Internal Diameter (ID) heat Exchanger Tube Testing
Heat exchangers used for petrochemical or power generation applications may have many thousands of tubes, each up to 20 m long. Using a differential Internal Diameter (ID or 'bobbin') probe, these tubes can be tested at high speed (up to 1 m/s with computerised data analysis) and by using phase analysis, defects such as pitting can be assessed to an accuracy of about 5% of tube wall thickness. This allows accurate estimation of the remaining life of the tube, allowing operators to decide on appropriate action such as tube plugging, tube replacement, or replacement of the complete heat exchanger.
The operating frequency is determined by the tube material and wall thickness, ranging from a few kHz for thick-walled copper tube, up to around 600 kHz for thin-walled titanium. Tubes up to around 50 mm diameter are commonly inspected with this technique. Inspection of ferrous or magnetic stainless steel tubes is not possible using standard eddy current inspection equipment.

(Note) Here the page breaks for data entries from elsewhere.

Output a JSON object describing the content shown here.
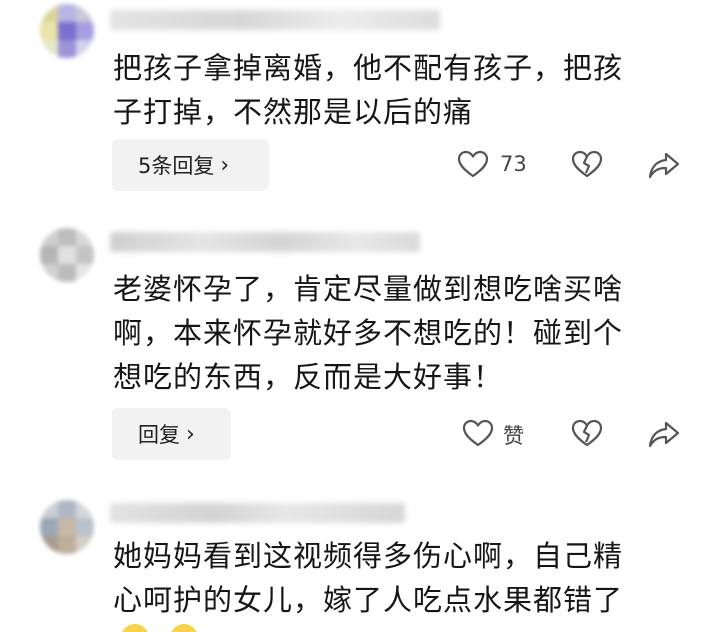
{
  "comments": [
    {
      "text_lines": [
        "把孩子拿掉离婚，他不配有孩子，把孩",
        "子打掉，不然那是以后的痛"
      ],
      "reply_label": "5条回复",
      "like_count": "73"
    },
    {
      "text_lines": [
        "老婆怀孕了，肯定尽量做到想吃啥买啥",
        "啊，本来怀孕就好多不想吃的！碰到个",
        "想吃的东西，反而是大好事！"
      ],
      "reply_label": "回复",
      "like_count": "赞"
    },
    {
      "text_lines": [
        "她妈妈看到这视频得多伤心啊，自己精",
        "心呵护的女儿，嫁了人吃点水果都错了"
      ]
    }
  ],
  "icons": {
    "like": "heart-icon",
    "dislike": "broken-heart-icon",
    "share": "share-arrow-icon",
    "reply_chevron": "chevron-right-icon"
  },
  "colors": {
    "reply_bg": "#f2f2f2",
    "icon_stroke": "#555555",
    "text": "#161616"
  }
}
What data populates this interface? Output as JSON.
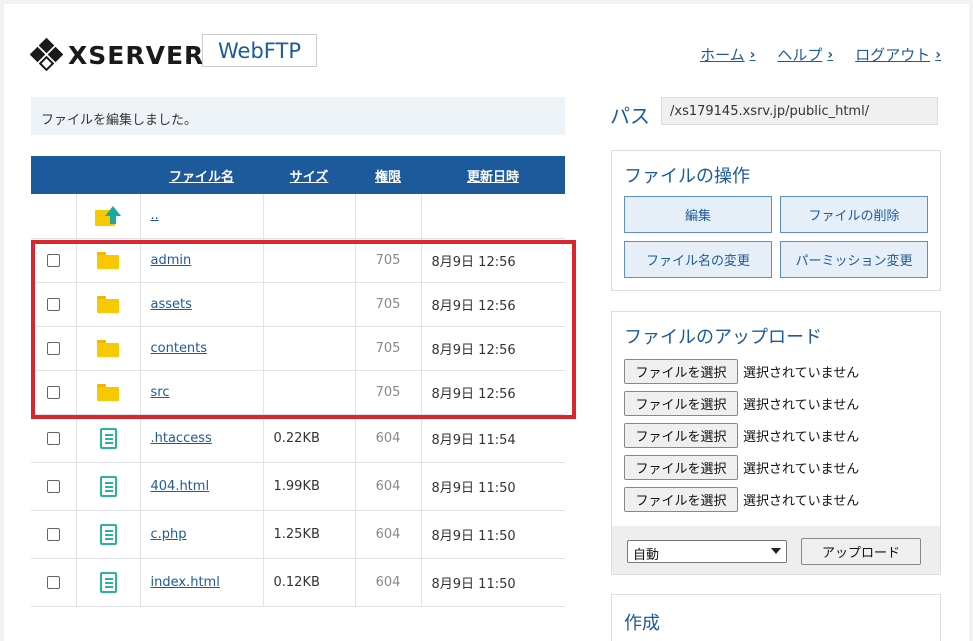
{
  "header": {
    "logo_text": "XSERVER",
    "app_name": "WebFTP",
    "nav": [
      {
        "label": "ホーム"
      },
      {
        "label": "ヘルプ"
      },
      {
        "label": "ログアウト"
      }
    ]
  },
  "message": "ファイルを編集しました。",
  "table": {
    "headers": {
      "name": "ファイル名",
      "size": "サイズ",
      "perm": "権限",
      "date": "更新日時"
    },
    "parent": "..",
    "rows": [
      {
        "type": "folder",
        "name": "admin",
        "size": "",
        "perm": "705",
        "date": "8月9日 12:56"
      },
      {
        "type": "folder",
        "name": "assets",
        "size": "",
        "perm": "705",
        "date": "8月9日 12:56"
      },
      {
        "type": "folder",
        "name": "contents",
        "size": "",
        "perm": "705",
        "date": "8月9日 12:56"
      },
      {
        "type": "folder",
        "name": "src",
        "size": "",
        "perm": "705",
        "date": "8月9日 12:56"
      },
      {
        "type": "file",
        "name": ".htaccess",
        "size": "0.22KB",
        "perm": "604",
        "date": "8月9日 11:54"
      },
      {
        "type": "file",
        "name": "404.html",
        "size": "1.99KB",
        "perm": "604",
        "date": "8月9日 11:50"
      },
      {
        "type": "file",
        "name": "c.php",
        "size": "1.25KB",
        "perm": "604",
        "date": "8月9日 11:50"
      },
      {
        "type": "file",
        "name": "index.html",
        "size": "0.12KB",
        "perm": "604",
        "date": "8月9日 11:50"
      }
    ]
  },
  "path": {
    "label": "パス",
    "value": "/xs179145.xsrv.jp/public_html/"
  },
  "ops": {
    "title": "ファイルの操作",
    "edit": "編集",
    "delete": "ファイルの削除",
    "rename": "ファイル名の変更",
    "permission": "パーミッション変更"
  },
  "upload": {
    "title": "ファイルのアップロード",
    "choose_label": "ファイルを選択",
    "no_file": "選択されていません",
    "mode": "自動",
    "submit": "アップロード"
  },
  "create": {
    "title": "作成"
  },
  "colors": {
    "brand": "#1d5a9c",
    "highlight": "#d9262f",
    "folder": "#f8c800",
    "file": "#2bb0a2"
  }
}
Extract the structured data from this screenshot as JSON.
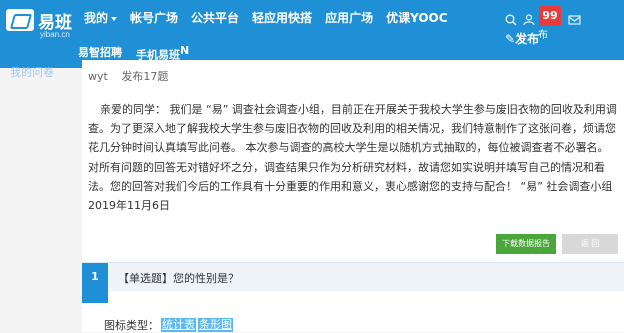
{
  "header": {
    "logo_text": "易班",
    "logo_sub": "yiban.cn",
    "nav": [
      "我的",
      "帐号广场",
      "公共平台",
      "轻应用快搭",
      "应用广场",
      "优课YOOC"
    ],
    "nav2": [
      "易智招聘",
      "手机易班"
    ],
    "nav2_sup": "N",
    "left_partial": "我的问卷",
    "notify_count": "99",
    "notify_sub": "布",
    "publish": "发布"
  },
  "survey": {
    "author": "wyt",
    "published": "发布17题",
    "description": "亲爱的同学： 我们是 “易” 调查社会调查小组，目前正在开展关于我校大学生参与废旧衣物的回收及利用调查。为了更深入地了解我校大学生参与废旧衣物的回收及利用的相关情况，我们特意制作了这张问卷，烦请您花几分钟时间认真填写此问卷。 本次参与调查的高校大学生是以随机方式抽取的，每位被调查者不必署名。对所有问题的回答无对错好坏之分，调查结果只作为分析研究材料，故请您如实说明并填写自己的情况和看法。您的回答对我们今后的工作具有十分重要的作用和意义，衷心感谢您的支持与配合！ “易” 社会调查小组 2019年11月6日",
    "download_label": "下载数据报告",
    "back_label": "返 回"
  },
  "question": {
    "number": "1",
    "text": "【单选题】您的性别是？",
    "chart_type_label": "图标类型：",
    "chart_types": [
      "统计表",
      "条形图"
    ]
  },
  "colors": {
    "brand": "#1f8fd6",
    "download": "#4aa63a",
    "badge": "#e83b3b"
  }
}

Dual or multiple frequency inspections are commonly used for tubing inspection, in particular for suppression of unwanted responses due to tube support plates. By subtracting the result of a lower frequency test (which gives a proportionately greater response from the support) a mixed signal is produced showing little or no support plate indication, thus allowing the assessment of small defects in this area. Further frequencies may be mixed to reduce noise from the internal surface.